Saint Kitts and Nevis, like other Eastern Caribbean states, experience sargassum inundations on the windward coast – that is, the east coast. Hotels, resorts, bars, restaurants and watersporting activities located along the east and south-east coast have been impacted due to the large accumulations of sargassum on the beach and in the nearshore. Labeled an “unwelcomed visitor” sargassum influxes has resulted in spoiled aesthetics, unpleasant odours, lack of beach access, limited swimming and increased cost for consistent removal. Sargassum floating at sea along with the unpleasant smell as the seaweed decomposes act as deterrents for tourists visiting the beach. There have been reports of business disruptions and loss of income for beach vendors owing to reduced recreational activity.

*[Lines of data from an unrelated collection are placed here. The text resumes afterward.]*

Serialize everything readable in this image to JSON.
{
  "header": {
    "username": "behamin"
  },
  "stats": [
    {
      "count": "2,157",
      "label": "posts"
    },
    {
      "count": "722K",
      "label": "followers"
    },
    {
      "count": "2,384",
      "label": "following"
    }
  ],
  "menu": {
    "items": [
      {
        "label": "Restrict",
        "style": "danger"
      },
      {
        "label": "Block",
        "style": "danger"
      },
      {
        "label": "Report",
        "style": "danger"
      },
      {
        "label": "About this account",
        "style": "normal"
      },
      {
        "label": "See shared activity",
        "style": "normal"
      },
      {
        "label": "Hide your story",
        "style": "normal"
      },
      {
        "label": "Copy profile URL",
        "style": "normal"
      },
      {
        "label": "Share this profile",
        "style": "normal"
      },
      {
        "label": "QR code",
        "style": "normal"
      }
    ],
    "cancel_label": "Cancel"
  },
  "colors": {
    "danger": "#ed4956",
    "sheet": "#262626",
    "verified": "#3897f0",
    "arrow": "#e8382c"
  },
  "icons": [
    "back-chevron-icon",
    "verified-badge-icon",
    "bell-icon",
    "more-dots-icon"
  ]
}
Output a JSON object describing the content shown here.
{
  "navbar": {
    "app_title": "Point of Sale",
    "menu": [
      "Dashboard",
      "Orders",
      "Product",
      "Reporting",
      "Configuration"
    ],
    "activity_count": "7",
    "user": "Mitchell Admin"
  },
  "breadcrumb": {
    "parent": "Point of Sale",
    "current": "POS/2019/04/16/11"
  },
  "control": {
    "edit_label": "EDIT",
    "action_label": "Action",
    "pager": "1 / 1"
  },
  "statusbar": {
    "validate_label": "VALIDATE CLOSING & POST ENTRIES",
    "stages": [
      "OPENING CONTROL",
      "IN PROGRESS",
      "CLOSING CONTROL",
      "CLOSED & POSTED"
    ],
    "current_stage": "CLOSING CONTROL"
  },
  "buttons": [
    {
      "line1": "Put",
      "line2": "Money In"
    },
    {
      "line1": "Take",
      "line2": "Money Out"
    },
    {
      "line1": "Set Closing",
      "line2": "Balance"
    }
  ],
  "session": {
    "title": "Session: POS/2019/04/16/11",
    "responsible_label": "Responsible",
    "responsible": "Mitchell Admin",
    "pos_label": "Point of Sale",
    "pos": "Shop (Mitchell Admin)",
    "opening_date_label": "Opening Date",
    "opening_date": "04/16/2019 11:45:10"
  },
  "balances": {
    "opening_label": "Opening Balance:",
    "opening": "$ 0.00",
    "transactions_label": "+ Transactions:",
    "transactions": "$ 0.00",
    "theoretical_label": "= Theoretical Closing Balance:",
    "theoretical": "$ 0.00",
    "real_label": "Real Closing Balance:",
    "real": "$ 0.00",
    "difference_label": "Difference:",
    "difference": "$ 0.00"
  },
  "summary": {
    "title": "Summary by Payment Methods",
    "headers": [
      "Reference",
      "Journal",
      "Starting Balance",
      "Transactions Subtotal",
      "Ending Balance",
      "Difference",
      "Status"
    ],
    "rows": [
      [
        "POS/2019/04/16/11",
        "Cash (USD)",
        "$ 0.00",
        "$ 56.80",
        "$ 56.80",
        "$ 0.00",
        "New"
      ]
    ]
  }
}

Sargassum inundations have been making it difficult and in cases impossible for fishers to launch their vessels. Some fishers are forced to stay ashore and lose fishing days, to avoid sargassum being clogged around their motors. While at sea fishers reported increased travel time to fishing grounds as navigation around sargassum rafts was difficult. Often, fishers had to stop to clear the propellers. Entangled fishing lines have been making it difficult to catch pelagic fish such as dolphinfish and wahoo. Despite this, there has been an increase in landed juvenile dolphinfish. Spear-fishers and the lobster fishers have also been affected due to the sedimentation of decomposed sargassum in nearshore areas causing them to go farther out to fish. There have also been reports of lost fish traps.
Sargassum influxes have been diminishing the quality of the natural amenities enjoyed by coastal communities. Beaches and nearshore regions under siege by sargassum have impeded beach access and ruined aesthetics. Additionally, coastal dwellers have to endure the odor of decomposing sargassum which reportedly could be smelt from around two miles away from the coastline.
Beach erosion has been reported at Frigate Bay. The influxes has affected the turtle nesting beaches, making it difficult for turtles to maneuver. There have been occurrences of drowned turtles since the sargassum mats make it difficult to surface.